â€œThe Belt and Road Initiative (BRI) will provide the much needed hard and soft connectivity in the Indian Ocean required for rapid economic and social development,â€ he said, days after Prime Minister Narendra Modi concluded his visit to the island.
Big powersâ€™ interest
It is Sri Lankaâ€™s location in the Indian ocean that draws bigger powers like India and China, looking for a strategic advantage not just for trade but also for security.
In his address in Beijing, Mr. Wickremesinghe pointed to the various Chinese-funded projects in Sri Lanka, such as the Hambantota Port, Mattala airport and the southern expressway, and said the BRI

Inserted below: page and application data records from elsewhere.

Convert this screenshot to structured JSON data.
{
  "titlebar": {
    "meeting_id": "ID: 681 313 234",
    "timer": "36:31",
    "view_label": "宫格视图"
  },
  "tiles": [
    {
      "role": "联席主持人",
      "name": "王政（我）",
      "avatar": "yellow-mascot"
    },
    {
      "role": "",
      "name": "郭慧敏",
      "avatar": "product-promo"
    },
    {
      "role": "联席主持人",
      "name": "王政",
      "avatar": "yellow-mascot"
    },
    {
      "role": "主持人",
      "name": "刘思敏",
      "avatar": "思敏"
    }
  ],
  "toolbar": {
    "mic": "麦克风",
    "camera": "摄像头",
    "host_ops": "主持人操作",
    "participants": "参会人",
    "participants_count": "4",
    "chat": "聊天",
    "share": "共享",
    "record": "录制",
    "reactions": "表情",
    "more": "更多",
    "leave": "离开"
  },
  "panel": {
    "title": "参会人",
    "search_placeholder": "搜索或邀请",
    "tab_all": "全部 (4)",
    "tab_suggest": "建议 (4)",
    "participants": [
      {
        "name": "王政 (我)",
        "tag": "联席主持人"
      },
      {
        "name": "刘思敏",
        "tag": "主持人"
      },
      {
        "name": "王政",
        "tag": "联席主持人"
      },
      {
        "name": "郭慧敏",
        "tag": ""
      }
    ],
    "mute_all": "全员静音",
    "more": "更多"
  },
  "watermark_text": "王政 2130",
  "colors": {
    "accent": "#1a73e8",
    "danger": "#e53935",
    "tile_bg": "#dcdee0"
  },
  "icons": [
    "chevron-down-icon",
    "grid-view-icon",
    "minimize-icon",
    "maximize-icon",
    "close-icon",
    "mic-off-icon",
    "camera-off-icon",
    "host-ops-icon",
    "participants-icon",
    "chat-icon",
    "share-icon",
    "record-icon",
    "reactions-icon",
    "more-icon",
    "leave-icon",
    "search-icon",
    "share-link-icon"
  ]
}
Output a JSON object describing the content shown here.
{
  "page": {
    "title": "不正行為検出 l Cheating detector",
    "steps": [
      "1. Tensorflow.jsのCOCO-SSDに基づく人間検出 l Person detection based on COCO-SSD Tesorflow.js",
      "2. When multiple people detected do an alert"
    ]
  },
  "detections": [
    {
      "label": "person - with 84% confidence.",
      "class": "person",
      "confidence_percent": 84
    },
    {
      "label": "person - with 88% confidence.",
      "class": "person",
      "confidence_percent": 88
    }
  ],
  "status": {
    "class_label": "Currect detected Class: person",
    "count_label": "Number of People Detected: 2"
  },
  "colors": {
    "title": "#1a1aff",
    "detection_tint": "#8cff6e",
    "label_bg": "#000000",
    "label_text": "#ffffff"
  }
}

complemented the island nationâ€™s efforts to build advanced infrastructure.
The country is also strengthening financial connectivity by setting up an offshore financial centre in the Port City in Colombo, he said, referring to the massive, upcoming development project, initiated as part of the BRI.
Though it was expected that the Prime Minister would finalise a pending agreement on the Hambantota Port while in Beijing, President Maithripala Sirisena intervened and ensured that the controversial deal was not inked on this trip, the widely-read Sunday Times here reported. The Hambantota agreement, to further develop the port in the southern town and build an investment zone nearby, has encountered considerable resistance both within the government, and from opposition forces.
New Delhi has been keenly watching Colomboâ€™s engagement with Beijing, and has at times even raised concern over what it thought might endanger India’s interests.
Even during his recent visit, Mr. Modi reportedly enquired about the status of Chinese projects when he met former President Mahinda Rajapaksa, a known ally of Beijing.